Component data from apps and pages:
- Opening Delimiter -

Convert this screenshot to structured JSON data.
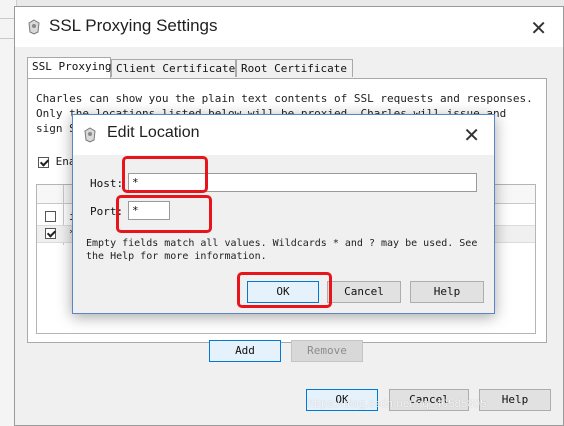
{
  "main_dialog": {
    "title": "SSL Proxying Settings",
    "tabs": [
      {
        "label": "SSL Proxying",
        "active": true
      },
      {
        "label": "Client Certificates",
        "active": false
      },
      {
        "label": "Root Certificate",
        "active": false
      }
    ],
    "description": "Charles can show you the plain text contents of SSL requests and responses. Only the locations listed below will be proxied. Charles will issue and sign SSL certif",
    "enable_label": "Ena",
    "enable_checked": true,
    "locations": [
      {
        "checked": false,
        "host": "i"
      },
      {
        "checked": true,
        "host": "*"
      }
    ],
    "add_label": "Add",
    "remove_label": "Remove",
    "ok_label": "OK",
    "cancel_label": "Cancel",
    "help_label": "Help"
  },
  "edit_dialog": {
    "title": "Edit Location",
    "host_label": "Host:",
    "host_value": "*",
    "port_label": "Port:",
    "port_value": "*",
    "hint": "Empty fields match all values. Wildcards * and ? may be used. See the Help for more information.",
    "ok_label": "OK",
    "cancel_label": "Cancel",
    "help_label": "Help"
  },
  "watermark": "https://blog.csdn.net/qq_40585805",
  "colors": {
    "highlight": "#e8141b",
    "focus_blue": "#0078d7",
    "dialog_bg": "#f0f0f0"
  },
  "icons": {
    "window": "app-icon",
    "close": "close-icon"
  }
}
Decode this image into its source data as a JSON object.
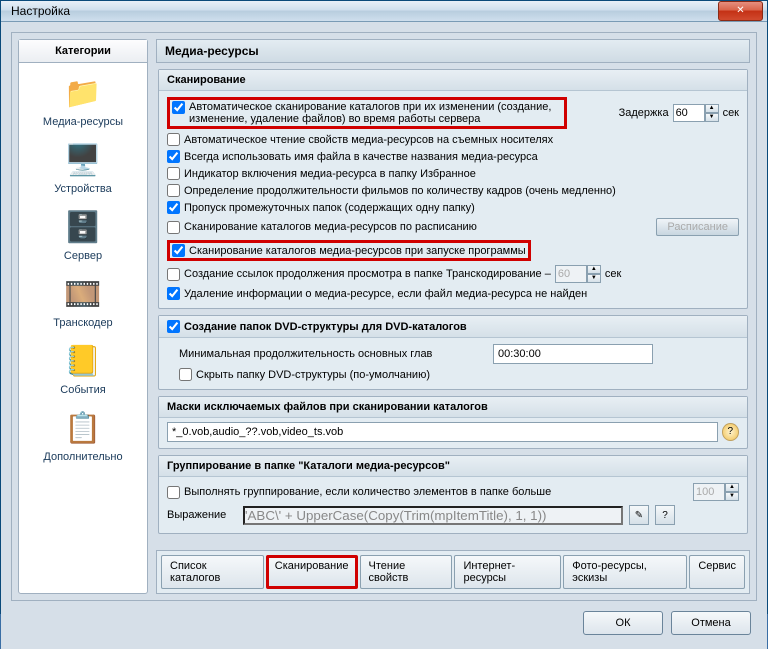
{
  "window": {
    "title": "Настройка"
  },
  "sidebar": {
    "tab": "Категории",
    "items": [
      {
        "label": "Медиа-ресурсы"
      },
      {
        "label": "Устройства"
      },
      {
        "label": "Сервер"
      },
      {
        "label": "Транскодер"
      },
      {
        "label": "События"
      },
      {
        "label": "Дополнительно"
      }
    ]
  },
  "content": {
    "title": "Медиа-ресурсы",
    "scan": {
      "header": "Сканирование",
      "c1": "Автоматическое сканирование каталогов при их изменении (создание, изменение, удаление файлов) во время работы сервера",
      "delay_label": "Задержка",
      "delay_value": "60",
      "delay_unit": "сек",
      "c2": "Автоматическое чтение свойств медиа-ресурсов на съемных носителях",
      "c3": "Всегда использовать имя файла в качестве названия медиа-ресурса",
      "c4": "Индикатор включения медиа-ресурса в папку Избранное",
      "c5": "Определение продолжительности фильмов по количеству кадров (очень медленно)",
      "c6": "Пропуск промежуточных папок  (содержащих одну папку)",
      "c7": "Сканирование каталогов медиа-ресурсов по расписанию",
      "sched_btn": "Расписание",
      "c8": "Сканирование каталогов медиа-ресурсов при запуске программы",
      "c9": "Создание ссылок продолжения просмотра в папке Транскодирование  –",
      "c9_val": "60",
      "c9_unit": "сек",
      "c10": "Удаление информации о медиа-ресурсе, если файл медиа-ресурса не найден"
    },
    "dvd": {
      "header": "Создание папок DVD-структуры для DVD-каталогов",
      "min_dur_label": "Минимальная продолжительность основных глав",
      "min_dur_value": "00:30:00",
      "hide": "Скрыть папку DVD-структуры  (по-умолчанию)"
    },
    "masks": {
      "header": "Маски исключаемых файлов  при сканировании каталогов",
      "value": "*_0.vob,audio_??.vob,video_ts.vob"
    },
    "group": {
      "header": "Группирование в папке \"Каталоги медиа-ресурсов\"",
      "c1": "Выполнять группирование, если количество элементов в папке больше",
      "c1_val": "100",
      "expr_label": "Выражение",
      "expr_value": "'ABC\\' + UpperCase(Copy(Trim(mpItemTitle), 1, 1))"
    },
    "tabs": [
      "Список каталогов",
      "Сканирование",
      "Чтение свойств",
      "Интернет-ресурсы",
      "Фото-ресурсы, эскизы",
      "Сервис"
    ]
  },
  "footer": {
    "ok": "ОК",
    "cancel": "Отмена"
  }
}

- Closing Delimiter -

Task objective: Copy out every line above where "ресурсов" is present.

Task answer:
      "c2": "Автоматическое чтение свойств медиа-ресурсов на съемных носителях",
      "c7": "Сканирование каталогов медиа-ресурсов по расписанию",
      "c8": "Сканирование каталогов медиа-ресурсов при запуске программы",
      "header": "Группирование в папке \"Каталоги медиа-ресурсов\"",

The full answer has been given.